During the recession, many homeowners that left town for work opted to rent their property out instead of selling at a loss or selling as a short sale. For many, this was a great alternative but now, those properties are coming up for sale. I’ve helped a number of landlords sell their rental properties and there are a few things to consider before deciding to put the for sale sign in the yard.
When is your lease up?
Yes, the lease that you’ve signed with a tenant will survive any sale so you’re faced with either trying to sell the house with a leased tenant or selling a house without one. That means, ending your lease and having to deal with making mortgage payments without any income to offset. While the second option may be the least desirable, it is the preferable strategy.
Every rental property needs some repair to bring it up to market standards. Trying to do that with a tenant in place is near impossible. Plus, there’s the issue of access (which can be difficult) and a tenant that may not want to leave anyway. Finally, if the lease will go beyond 3 months after a potential closing, most lenders will not make a mortgage to an owner occupant buyer under that scenario. So with all that being said, your best strategy and way to obtain your highest return is to plan to sell once you know your lease is just about over.
2. How’s the home’s condition
Chances are, your property manager hasn’t visited the home in awhile so you may not know the condition of your property. Almost every home needs carpet and paint throughout. If the tenant smoked in the property, prepare for a much more expensive painting bill to seal in the smoke smell (not doing so is an absolute waste of money). You may also need to replace appliances, repair leaks that were not reported, a/c that’s not functioning properly and windows that are fogged due to failed thermal seals (common issue). Depending on the size of the property, prepare to spend around $10,000-15,000. Not doing so will cost you that much and more on a resale side.
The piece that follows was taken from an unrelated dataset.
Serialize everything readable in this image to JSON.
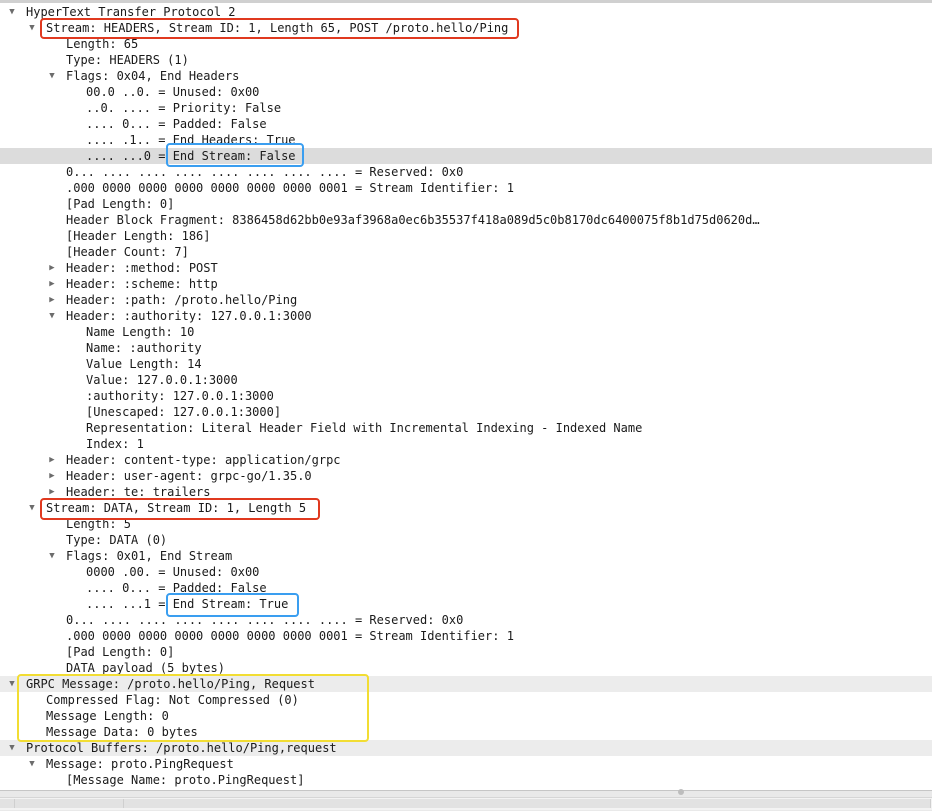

If you want to really get a feel for the home’s condition, contact a home inspector to go through the property and provide you with a report. Also, check the property disclosures of neighboring properties to see if all of the roofs were replaced about the same time. You may be eligible (and in desperate need) of a new roof due to hail or other wind damage.
3. Yard?!? What Yard!
I have yet to come across a rental property that has any semblance of a yard as most of grass is usually dead from being cut too low. While you need to have someone maintain the lawn while it’s listed, don’t worry if the yard isn’t 100% While curb appeal is critical, fertilizer and pine needles can go a long way to transforming a below average yard into something acceptable.
4. Price it to Sell
Just because you paid big bucks to get the home up to market standard, don’t squander that by over-pricing. If your carrying costs each month are $1,500, you should count on needing at least $4,500 for a month of rehab / repair, a month of marketing, and a month to close. If you over price it, you could increase your carrying costs dramatically and it may not yield a return to make it worthwhile.
5. Good News: You don’t need to come back
Believe it or not, most Sellers love it when I tell them that there’s no need to step back in the state to sell the house. A competent agent (like the one writing this blog) can line up reputable contractors, oversee repairs, market and list the property and arrange the closing. As an owner, the closing attorney will mail / email you the documents that you will need to sign. Once all is returned and the Buyer completes their portion, the sale is complete. Any proceeds are sent to the Seller after closing.